____ Records supplied

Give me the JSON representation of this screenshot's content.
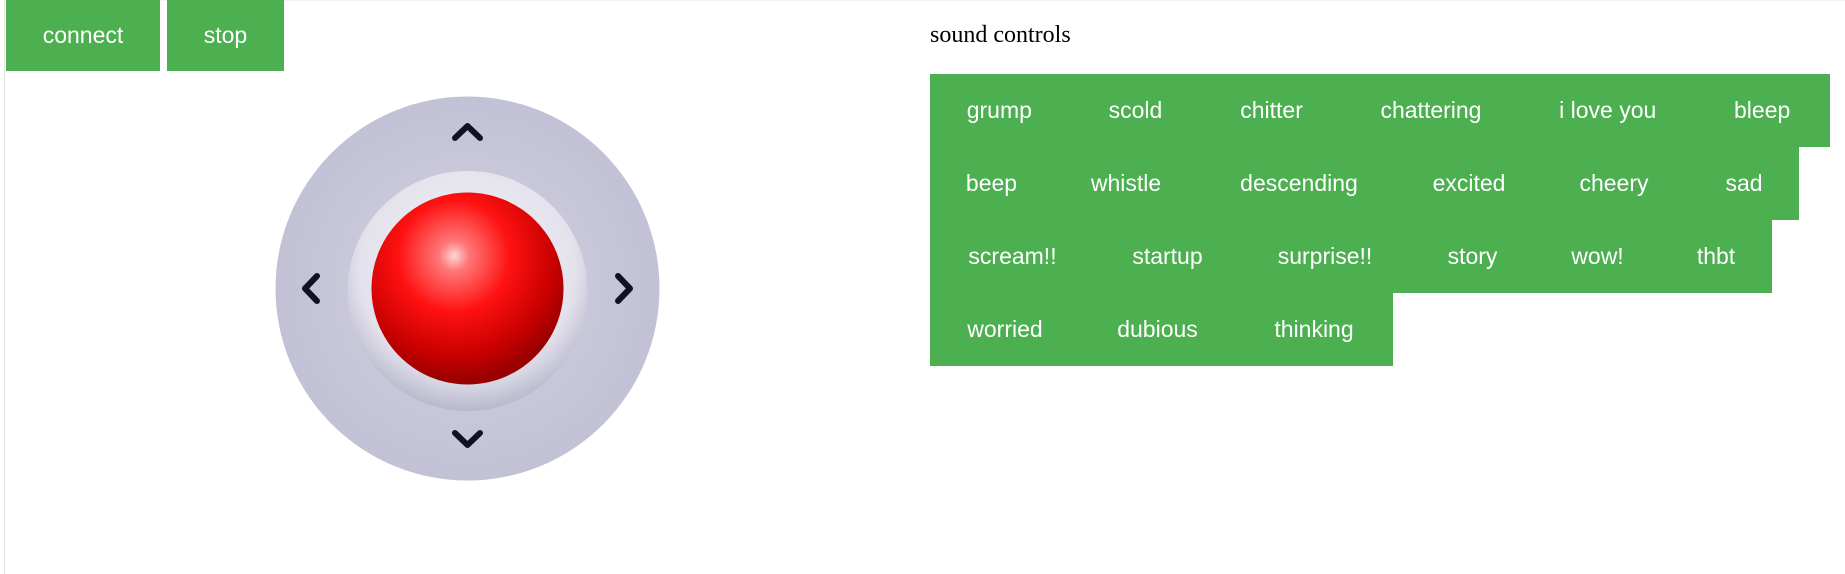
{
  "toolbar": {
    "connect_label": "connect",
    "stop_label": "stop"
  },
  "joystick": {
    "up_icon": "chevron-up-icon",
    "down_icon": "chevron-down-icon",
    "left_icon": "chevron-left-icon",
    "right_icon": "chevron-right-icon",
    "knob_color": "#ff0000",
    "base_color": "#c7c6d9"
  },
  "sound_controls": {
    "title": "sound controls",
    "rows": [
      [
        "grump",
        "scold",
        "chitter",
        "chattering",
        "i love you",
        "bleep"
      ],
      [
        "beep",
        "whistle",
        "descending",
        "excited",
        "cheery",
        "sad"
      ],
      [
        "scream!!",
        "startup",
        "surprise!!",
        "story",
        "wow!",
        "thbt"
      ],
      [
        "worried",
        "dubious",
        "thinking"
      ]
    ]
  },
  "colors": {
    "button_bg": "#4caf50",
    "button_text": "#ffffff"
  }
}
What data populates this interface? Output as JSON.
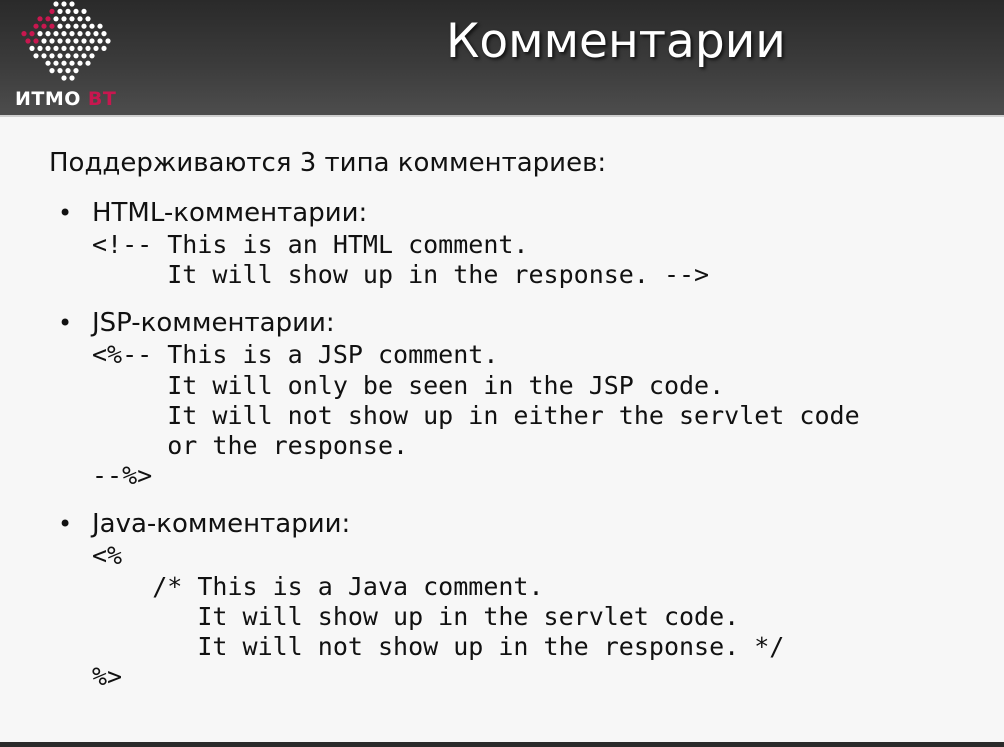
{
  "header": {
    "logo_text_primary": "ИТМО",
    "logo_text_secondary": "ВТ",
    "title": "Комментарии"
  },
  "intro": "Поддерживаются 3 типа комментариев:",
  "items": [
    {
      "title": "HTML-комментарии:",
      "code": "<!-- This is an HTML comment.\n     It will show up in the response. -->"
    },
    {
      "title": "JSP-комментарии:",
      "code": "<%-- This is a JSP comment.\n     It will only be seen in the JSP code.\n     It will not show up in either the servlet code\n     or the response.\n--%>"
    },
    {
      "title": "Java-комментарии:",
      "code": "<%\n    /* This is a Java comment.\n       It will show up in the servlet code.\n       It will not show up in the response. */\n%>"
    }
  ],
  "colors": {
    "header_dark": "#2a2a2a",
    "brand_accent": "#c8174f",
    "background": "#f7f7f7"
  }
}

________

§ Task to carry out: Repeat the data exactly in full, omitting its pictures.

§ Result of the task:
Give me the JSON representation of this screenshot's content.
{
  "toolbar": {
    "connect_label": "connect",
    "stop_label": "stop"
  },
  "joystick": {
    "up_icon": "chevron-up-icon",
    "down_icon": "chevron-down-icon",
    "left_icon": "chevron-left-icon",
    "right_icon": "chevron-right-icon",
    "knob_color": "#ff0000",
    "base_color": "#c7c6d9"
  },
  "sound_controls": {
    "title": "sound controls",
    "rows": [
      [
        "grump",
        "scold",
        "chitter",
        "chattering",
        "i love you",
        "bleep"
      ],
      [
        "beep",
        "whistle",
        "descending",
        "excited",
        "cheery",
        "sad"
      ],
      [
        "scream!!",
        "startup",
        "surprise!!",
        "story",
        "wow!",
        "thbt"
      ],
      [
        "worried",
        "dubious",
        "thinking"
      ]
    ]
  },
  "colors": {
    "button_bg": "#4caf50",
    "button_text": "#ffffff"
  }
}
What data populates this interface? Output as JSON.
{
  "header": {
    "logo_text_primary": "ИТМО",
    "logo_text_secondary": "ВТ",
    "title": "Комментарии"
  },
  "intro": "Поддерживаются 3 типа комментариев:",
  "items": [
    {
      "title": "HTML-комментарии:",
      "code": "<!-- This is an HTML comment.\n     It will show up in the response. -->"
    },
    {
      "title": "JSP-комментарии:",
      "code": "<%-- This is a JSP comment.\n     It will only be seen in the JSP code.\n     It will not show up in either the servlet code\n     or the response.\n--%>"
    },
    {
      "title": "Java-комментарии:",
      "code": "<%\n    /* This is a Java comment.\n       It will show up in the servlet code.\n       It will not show up in the response. */\n%>"
    }
  ],
  "colors": {
    "header_dark": "#2a2a2a",
    "brand_accent": "#c8174f",
    "background": "#f7f7f7"
  }
}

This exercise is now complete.